The Repeal Bill published last week intends to retain and transfer existing EU law into UK law. There is no single figure on how much law this is but there are 12,000 regulations in the EUR-Lex data base, over 6,000 EU Directives and around 7,900 UK Statutory Instruments that have implemented EU law in the UK. This is not the only Bill anticipated to achieve Brexit. New national policies on immigration, international sanctions, nuclear safeguards, agriculture, and fisheries are needed and must be legislated for. The legislative and administrative scale of what needs to be done is monumental. The Queen’s speech stretches to a two-year time horizon up to and including the final operative date under Article 50. It is unlikely that the UK will have the bandwidth to cope with much else, if indeed it can cope with this challenge.

Labour has begun to mark out differences with government since the publication of the Repeal Bill. Specifically they have raised questions on six issues – workers’ rights, the European Charter on Fundamental Rights (which is to be abolished), limiting the use of ‘Henry VIII powers’ allowing government to alter legislation with minimal parliamentary scrutiny, the role of devolved governments, the Euratom Treaty and lightening up on the hard removal of the role of the CJEU. This appears to leave quitting the Single Market, leaving the Customs Union and ending the free movement of persons intact. In short, if the appropriate compromises can be found a harder rather than softer Brexit seems still to be indicated.

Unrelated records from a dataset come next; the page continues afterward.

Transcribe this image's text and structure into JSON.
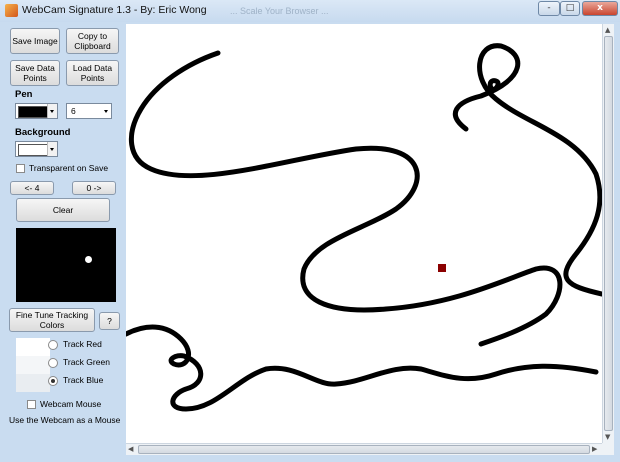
{
  "window": {
    "title": "WebCam Signature 1.3 - By: Eric Wong",
    "ghost_text": "... Scale Your Browser ...",
    "minimize": "-",
    "maximize": "□",
    "close": "x"
  },
  "buttons": {
    "save_image": "Save Image",
    "copy_clipboard": "Copy to Clipboard",
    "save_points": "Save Data Points",
    "load_points": "Load Data Points",
    "prev": "<- 4",
    "next": "0 ->",
    "clear": "Clear",
    "fine_tune": "Fine Tune Tracking Colors",
    "help": "?"
  },
  "pen": {
    "label": "Pen",
    "color": "#000000",
    "size": "6"
  },
  "background": {
    "label": "Background",
    "color": "#ffffff",
    "transparent_label": "Transparent on Save",
    "transparent_checked": false
  },
  "tracking": {
    "red_label": "Track Red",
    "green_label": "Track Green",
    "blue_label": "Track Blue",
    "selected": "blue"
  },
  "webcam_mouse": {
    "label": "Webcam Mouse",
    "hint": "Use the Webcam as a Mouse",
    "checked": false
  },
  "colors": {
    "marker": "#8b0000",
    "stroke": "#000000"
  }
}
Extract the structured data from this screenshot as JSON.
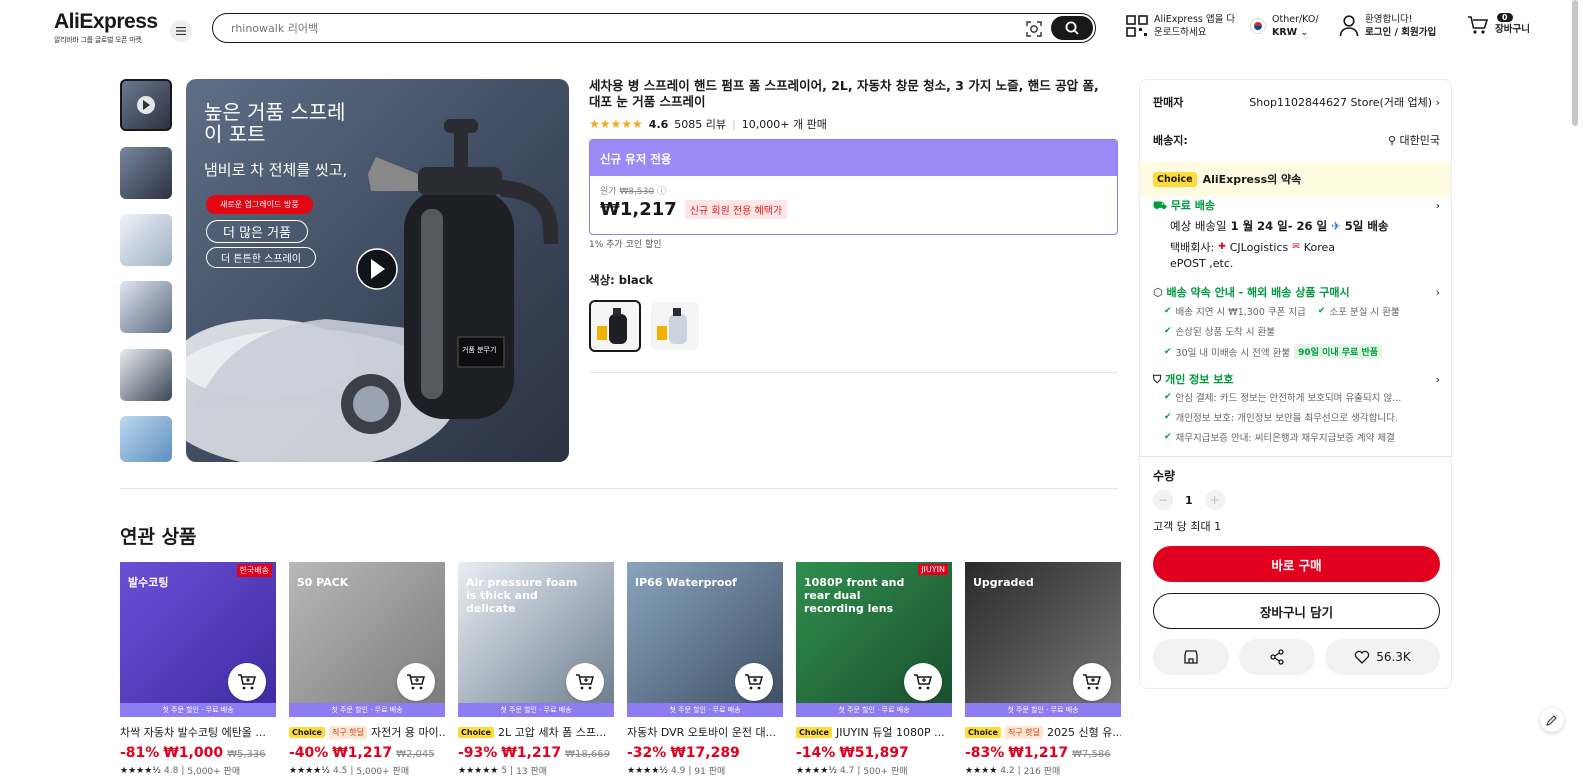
{
  "header": {
    "logo": "AliExpress",
    "logo_sub": "알리바바 그룹 글로벌 오픈 마켓",
    "search_placeholder": "rhinowalk 리어백",
    "app_line1": "AliExpress 앱을 다",
    "app_line2": "운로드하세요",
    "region_line1": "Other/KO/",
    "region_line2": "KRW",
    "account_line1": "환영합니다!",
    "account_line2": "로그인 / 회원가입",
    "cart_label": "장바구니",
    "cart_count": "0"
  },
  "gallery": {
    "overlay_title_1": "높은 거품 스프레",
    "overlay_title_2": "이 포트",
    "overlay_sub": "냄비로 차 전체를 씻고,",
    "badge_red": "새로운 업그레이드 방풍",
    "pill_1": "더 많은 거품",
    "pill_2": "더 튼튼한 스프레이",
    "bottle_label": "거품 분무기"
  },
  "product": {
    "title": "세차용 병 스프레이 핸드 펌프 폼 스프레이어, 2L, 자동차 창문 청소, 3 가지 노즐, 핸드 공압 폼, 대포 눈 거품 스프레이",
    "stars": "★★★★★",
    "rating": "4.6",
    "reviews": "5085 리뷰",
    "sold": "10,000+ 개 판매",
    "promo_header": "신규 유저 전용",
    "orig_label": "원가",
    "orig_price": "₩8,530",
    "price": "₩1,217",
    "deal_tag": "신규 회원 전용 혜택가",
    "coin": "1% 추가 코인 할인",
    "color_label": "색상: black"
  },
  "panel": {
    "seller_label": "판매자",
    "seller_value": "Shop1102844627 Store(거래 업체)",
    "ship_to_label": "배송지:",
    "ship_to_value": "대한민국",
    "choice_tag": "Choice",
    "choice_text": "AliExpress의 약속",
    "free_ship": "무료 배송",
    "eta_prefix": "예상 배송일",
    "eta_range": "1 월 24 일- 26 일",
    "eta_days": "5일 배송",
    "carrier_line": "택배회사:",
    "carrier_1": "CJLogistics",
    "carrier_2": "Korea",
    "carrier_3": "ePOST ,etc.",
    "promise_title": "배송 약속 안내 - 해외 배송 상품 구매시",
    "promise_1": "배송 지연 시 ₩1,300 쿠폰 지급",
    "promise_2": "소포 분실 시 환불",
    "promise_3": "손상된 상품 도착 시 환불",
    "promise_4": "30일 내 미배송 시 전액 환불",
    "promise_tag": "90일 이내 무료 반품",
    "privacy_title": "개인 정보 보호",
    "privacy_1": "안심 결제: 카드 정보는 안전하게 보호되며 유출되지 않...",
    "privacy_2": "개인정보 보호: 개인정보 보안을 최우선으로 생각합니다.",
    "privacy_3": "채무지급보증 안내: 씨티은행과 채무지급보증 계약 체결",
    "qty_label": "수량",
    "qty_value": "1",
    "qty_limit": "고객 당 최대 1",
    "buy_now": "바로 구매",
    "add_to_cart": "장바구니 담기",
    "wish_count": "56.3K"
  },
  "related": {
    "title": "연관 상품",
    "band_text": "첫 주문 할인 · 무료 배송",
    "cards": [
      {
        "name": "차싹 자동차 발수코팅 에탄올 ...",
        "choice": "",
        "tag2": "",
        "discount": "-81%",
        "price": "₩1,000",
        "orig": "₩5,336",
        "stars": "★★★★½",
        "rating": "4.8",
        "sold": "5,000+ 판매",
        "img_text": "발수코팅",
        "corner": "한국배송"
      },
      {
        "name": "자전거 용 마이...",
        "choice": "Choice",
        "tag2": "직구 핫딜",
        "discount": "-40%",
        "price": "₩1,217",
        "orig": "₩2,045",
        "stars": "★★★★½",
        "rating": "4.5",
        "sold": "5,000+ 판매",
        "img_text": "50 PACK",
        "corner": ""
      },
      {
        "name": "2L 고압 세차 폼 스프...",
        "choice": "Choice",
        "tag2": "",
        "discount": "-93%",
        "price": "₩1,217",
        "orig": "₩18,669",
        "stars": "★★★★★",
        "rating": "5",
        "sold": "13 판매",
        "img_text": "Air pressure foam is thick and delicate",
        "corner": ""
      },
      {
        "name": "자동차 DVR 오토바이 운전 대...",
        "choice": "",
        "tag2": "",
        "discount": "-32%",
        "price": "₩17,289",
        "orig": "",
        "stars": "★★★★½",
        "rating": "4.9",
        "sold": "91 판매",
        "img_text": "IP66 Waterproof",
        "corner": ""
      },
      {
        "name": "JIUYIN 듀얼 1080P ...",
        "choice": "Choice",
        "tag2": "",
        "discount": "-14%",
        "price": "₩51,897",
        "orig": "",
        "stars": "★★★★½",
        "rating": "4.7",
        "sold": "500+ 판매",
        "img_text": "1080P front and rear dual recording lens",
        "corner": "JIUYIN"
      },
      {
        "name": "2025 신형 유...",
        "choice": "Choice",
        "tag2": "직구 핫딜",
        "discount": "-83%",
        "price": "₩1,217",
        "orig": "₩7,586",
        "stars": "★★★★",
        "rating": "4.2",
        "sold": "216 판매",
        "img_text": "Upgraded",
        "corner": ""
      }
    ]
  },
  "colors": {
    "accent_red": "#e1001e",
    "promo_purple": "#9b8af5",
    "choice_yellow": "#fddb3a",
    "green": "#009a3e"
  }
}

The Prime Minister looking to Labour for support may be forlorn. Labour has its own mixed feelings on Europe and has the sniff of power in its nostrils. Tory hard line Brexiters and their cheerleaders in the media seem determined to ‘defend our island whatever the cost may be’. For some, no deal would be their preferred outcome.

There are other straws in the wind. Voices like Tony Blair calling for leaders to ‘at least lead a proper debate about the options before us’. Or the opinion poll in the Mail on Sunday in mid June 2017 showing, for the first time since the Brexit referendum, a majority against leaving the Customs Union, a two to one majority disagreeing with the Prime Minister’s assertion that ‘no deal is better than a bad deal’ and fifty three percent agreeing that there should be a second referendum on the terms of a Brexit deal. Or the Chancellor, Philip Hammond, urging ‘a slope and not a cliff’ in exiting the EU with longer transition periods to facilitate British business and commerce. Or Ruth Davidson in Scotland, who led the Tories from one to thirteen seats and who prefers to stay in the Single Market.

Britain is a country divided. The Prime Minster is leading a cabinet divided. The Tories in government are a party divided. The clock is ticking. Time is running out. The EU negotiating mandate is agreed. Britain finally must choose and specify what it wants.




Book Tickets 2021